Work request:
Check each line of the listing for the word "expr" and report how many lines contain it, giving nothing but the number.

Task material:
▼

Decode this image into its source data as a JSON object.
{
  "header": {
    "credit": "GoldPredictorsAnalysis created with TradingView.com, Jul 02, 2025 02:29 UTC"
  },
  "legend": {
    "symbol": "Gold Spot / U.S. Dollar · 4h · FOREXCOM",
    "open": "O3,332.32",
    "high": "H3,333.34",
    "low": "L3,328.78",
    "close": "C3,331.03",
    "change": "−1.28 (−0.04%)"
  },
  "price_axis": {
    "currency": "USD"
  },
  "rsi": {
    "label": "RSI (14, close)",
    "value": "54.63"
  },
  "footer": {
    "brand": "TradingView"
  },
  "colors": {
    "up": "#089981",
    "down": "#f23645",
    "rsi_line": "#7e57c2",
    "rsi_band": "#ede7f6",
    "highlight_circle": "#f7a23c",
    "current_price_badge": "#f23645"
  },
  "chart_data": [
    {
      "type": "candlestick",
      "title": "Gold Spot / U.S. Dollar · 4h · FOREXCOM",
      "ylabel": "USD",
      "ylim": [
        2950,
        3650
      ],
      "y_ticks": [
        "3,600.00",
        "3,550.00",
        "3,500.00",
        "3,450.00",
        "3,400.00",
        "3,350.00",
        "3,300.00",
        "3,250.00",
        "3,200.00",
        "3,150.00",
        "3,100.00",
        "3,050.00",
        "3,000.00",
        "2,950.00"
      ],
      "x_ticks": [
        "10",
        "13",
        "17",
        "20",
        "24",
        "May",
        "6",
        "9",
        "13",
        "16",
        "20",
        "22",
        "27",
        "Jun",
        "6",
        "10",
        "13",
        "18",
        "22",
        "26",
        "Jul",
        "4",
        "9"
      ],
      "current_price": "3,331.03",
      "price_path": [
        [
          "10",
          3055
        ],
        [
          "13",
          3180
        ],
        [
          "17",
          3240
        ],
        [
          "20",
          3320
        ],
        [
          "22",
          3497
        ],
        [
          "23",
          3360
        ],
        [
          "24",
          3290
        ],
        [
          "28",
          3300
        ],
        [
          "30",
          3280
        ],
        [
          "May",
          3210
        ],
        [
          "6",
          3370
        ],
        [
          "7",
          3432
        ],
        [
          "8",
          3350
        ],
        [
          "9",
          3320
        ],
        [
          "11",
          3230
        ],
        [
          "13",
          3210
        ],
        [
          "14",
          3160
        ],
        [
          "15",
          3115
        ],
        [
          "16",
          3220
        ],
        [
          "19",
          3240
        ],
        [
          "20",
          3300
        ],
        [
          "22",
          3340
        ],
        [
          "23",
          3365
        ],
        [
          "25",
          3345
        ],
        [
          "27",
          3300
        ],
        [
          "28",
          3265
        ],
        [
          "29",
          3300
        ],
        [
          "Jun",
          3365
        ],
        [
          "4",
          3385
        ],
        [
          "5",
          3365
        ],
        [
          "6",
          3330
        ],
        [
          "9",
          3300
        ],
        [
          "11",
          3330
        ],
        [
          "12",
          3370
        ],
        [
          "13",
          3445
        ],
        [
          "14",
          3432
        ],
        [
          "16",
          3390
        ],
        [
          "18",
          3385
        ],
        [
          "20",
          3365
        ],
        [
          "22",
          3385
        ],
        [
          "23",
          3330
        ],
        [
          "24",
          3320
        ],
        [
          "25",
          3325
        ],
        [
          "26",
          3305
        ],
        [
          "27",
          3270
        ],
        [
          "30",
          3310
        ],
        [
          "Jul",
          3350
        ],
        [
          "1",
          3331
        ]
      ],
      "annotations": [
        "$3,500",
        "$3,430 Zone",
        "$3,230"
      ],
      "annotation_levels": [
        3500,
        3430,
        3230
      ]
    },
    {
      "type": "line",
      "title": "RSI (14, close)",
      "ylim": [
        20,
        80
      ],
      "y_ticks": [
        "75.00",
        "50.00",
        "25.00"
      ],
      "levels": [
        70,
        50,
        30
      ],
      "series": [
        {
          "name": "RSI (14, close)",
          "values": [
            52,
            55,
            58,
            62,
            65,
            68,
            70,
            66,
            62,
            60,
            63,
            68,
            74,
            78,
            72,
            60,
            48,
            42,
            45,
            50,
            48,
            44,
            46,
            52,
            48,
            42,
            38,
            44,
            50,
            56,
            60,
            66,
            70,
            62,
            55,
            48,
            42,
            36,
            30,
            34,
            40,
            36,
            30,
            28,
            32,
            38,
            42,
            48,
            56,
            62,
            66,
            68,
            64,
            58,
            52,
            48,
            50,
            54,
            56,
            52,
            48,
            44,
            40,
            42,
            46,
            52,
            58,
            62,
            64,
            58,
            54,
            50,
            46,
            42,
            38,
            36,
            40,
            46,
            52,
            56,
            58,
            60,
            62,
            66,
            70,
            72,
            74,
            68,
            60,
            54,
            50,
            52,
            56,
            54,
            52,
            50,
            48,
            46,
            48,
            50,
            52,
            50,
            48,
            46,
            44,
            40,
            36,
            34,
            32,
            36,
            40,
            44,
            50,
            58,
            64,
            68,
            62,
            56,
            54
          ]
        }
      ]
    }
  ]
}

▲
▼

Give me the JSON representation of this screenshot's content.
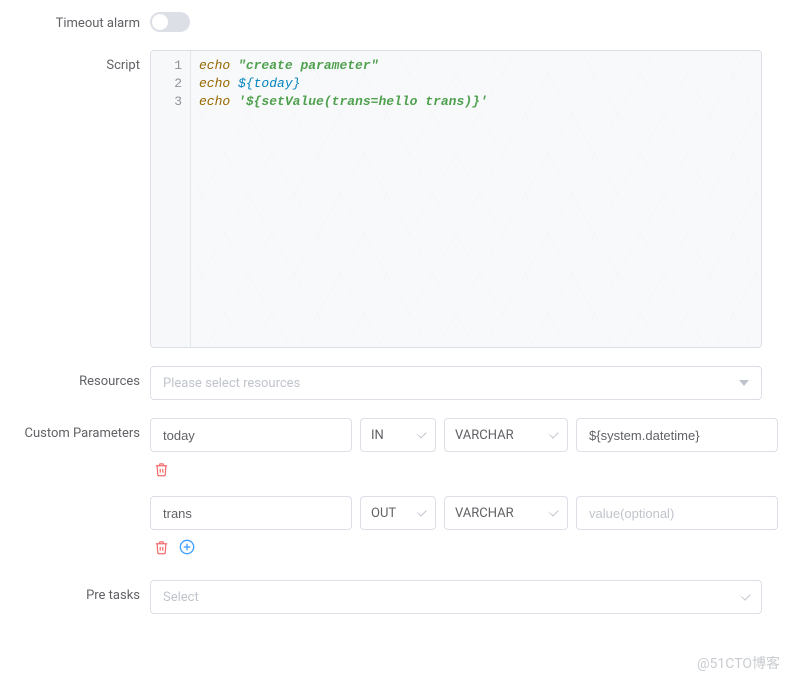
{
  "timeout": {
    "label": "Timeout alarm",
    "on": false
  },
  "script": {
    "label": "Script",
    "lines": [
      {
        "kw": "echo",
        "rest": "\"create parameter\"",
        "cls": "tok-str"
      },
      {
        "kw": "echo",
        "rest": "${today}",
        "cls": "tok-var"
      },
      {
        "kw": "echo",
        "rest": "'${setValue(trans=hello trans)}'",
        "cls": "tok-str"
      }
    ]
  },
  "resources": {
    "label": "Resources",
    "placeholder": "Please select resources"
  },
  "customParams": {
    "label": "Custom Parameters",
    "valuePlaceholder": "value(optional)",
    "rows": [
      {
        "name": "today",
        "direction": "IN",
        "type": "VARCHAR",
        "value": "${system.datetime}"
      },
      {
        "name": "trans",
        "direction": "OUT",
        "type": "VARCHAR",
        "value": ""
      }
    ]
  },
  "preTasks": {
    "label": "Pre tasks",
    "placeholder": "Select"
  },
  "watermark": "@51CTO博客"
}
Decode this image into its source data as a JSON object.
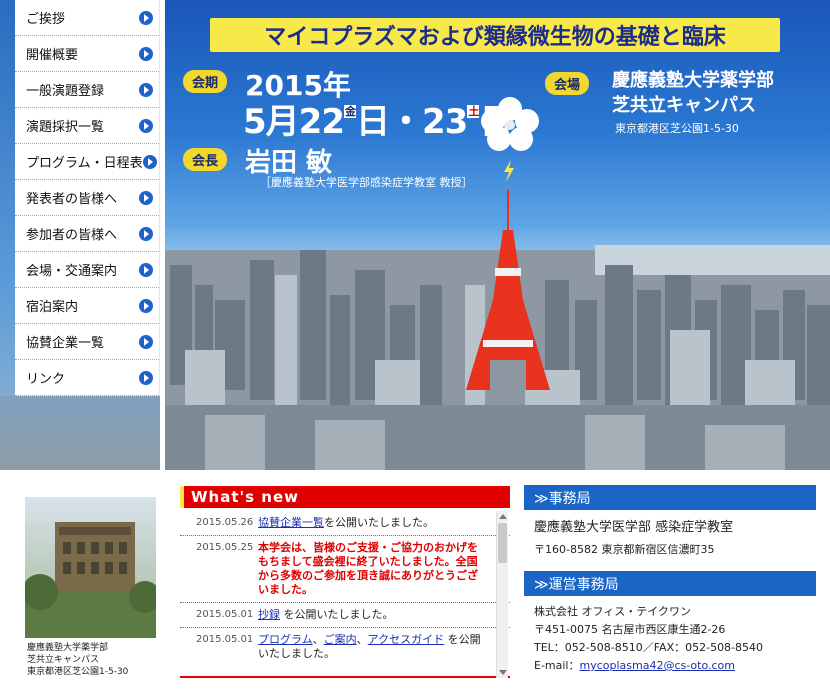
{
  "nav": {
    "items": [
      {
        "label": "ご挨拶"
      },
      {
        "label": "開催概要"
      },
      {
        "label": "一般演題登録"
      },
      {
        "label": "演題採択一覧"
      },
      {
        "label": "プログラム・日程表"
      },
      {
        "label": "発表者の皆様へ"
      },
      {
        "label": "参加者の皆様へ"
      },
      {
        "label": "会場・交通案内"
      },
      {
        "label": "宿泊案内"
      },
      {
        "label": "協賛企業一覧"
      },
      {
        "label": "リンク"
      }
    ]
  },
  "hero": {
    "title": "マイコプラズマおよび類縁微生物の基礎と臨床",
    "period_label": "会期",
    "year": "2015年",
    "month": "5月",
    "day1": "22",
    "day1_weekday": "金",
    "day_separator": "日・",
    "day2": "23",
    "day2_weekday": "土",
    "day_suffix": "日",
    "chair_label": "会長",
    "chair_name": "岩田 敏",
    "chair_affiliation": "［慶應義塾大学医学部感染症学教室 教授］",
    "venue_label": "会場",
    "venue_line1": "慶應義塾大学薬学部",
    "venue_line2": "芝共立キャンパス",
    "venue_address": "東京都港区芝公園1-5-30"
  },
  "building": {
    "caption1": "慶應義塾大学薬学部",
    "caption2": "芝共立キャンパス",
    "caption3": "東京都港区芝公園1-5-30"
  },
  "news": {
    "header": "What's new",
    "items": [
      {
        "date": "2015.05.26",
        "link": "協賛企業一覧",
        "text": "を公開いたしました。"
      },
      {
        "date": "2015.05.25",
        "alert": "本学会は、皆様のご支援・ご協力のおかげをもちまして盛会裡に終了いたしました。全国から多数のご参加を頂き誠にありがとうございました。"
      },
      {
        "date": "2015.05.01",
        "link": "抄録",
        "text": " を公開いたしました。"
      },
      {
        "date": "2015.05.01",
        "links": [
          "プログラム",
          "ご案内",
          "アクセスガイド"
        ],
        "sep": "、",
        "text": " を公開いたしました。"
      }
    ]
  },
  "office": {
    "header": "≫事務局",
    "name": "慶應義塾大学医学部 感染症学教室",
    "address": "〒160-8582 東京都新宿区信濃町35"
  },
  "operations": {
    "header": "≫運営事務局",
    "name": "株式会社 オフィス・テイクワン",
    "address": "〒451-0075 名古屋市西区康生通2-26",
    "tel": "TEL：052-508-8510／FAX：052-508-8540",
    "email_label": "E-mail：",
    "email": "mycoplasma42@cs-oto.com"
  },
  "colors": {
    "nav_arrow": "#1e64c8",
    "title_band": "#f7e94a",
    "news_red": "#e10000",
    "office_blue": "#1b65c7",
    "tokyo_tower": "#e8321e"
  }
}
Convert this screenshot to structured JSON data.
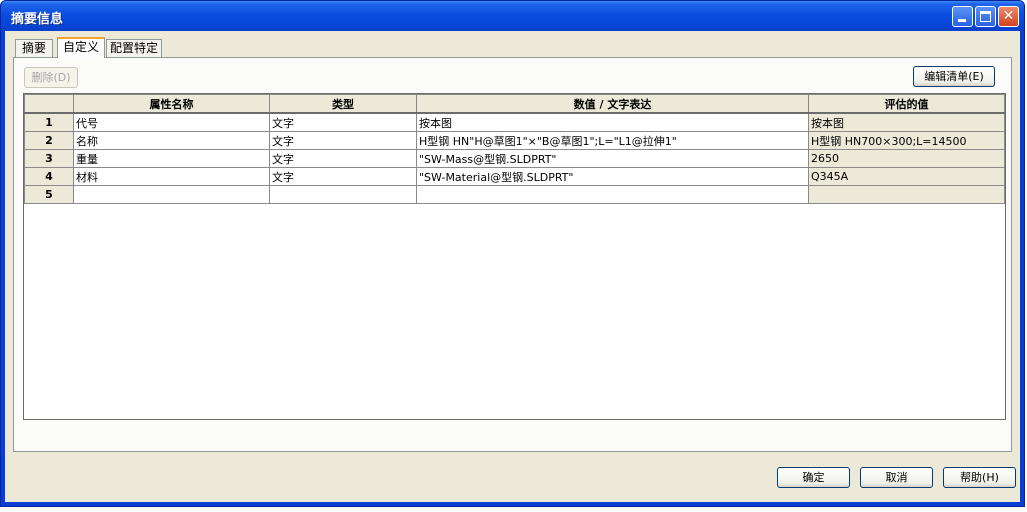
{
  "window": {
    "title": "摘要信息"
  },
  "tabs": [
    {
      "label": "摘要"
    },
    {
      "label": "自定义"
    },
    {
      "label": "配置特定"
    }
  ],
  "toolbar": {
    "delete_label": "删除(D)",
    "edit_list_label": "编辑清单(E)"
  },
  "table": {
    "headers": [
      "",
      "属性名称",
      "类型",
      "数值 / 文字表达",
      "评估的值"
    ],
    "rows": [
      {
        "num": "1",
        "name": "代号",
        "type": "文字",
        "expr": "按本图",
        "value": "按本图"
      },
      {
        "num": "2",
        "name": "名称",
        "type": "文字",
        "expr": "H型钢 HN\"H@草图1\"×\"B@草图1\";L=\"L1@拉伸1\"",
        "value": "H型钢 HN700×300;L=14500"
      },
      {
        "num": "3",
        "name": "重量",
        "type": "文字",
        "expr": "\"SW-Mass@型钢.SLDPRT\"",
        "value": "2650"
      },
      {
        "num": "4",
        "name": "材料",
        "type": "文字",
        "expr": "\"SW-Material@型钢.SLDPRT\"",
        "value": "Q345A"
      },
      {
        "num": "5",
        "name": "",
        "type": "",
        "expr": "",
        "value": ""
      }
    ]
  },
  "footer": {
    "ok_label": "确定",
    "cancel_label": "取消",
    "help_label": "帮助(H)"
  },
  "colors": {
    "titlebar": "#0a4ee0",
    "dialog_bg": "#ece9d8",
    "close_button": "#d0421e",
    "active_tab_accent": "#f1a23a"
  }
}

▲

Response to this exercise:
5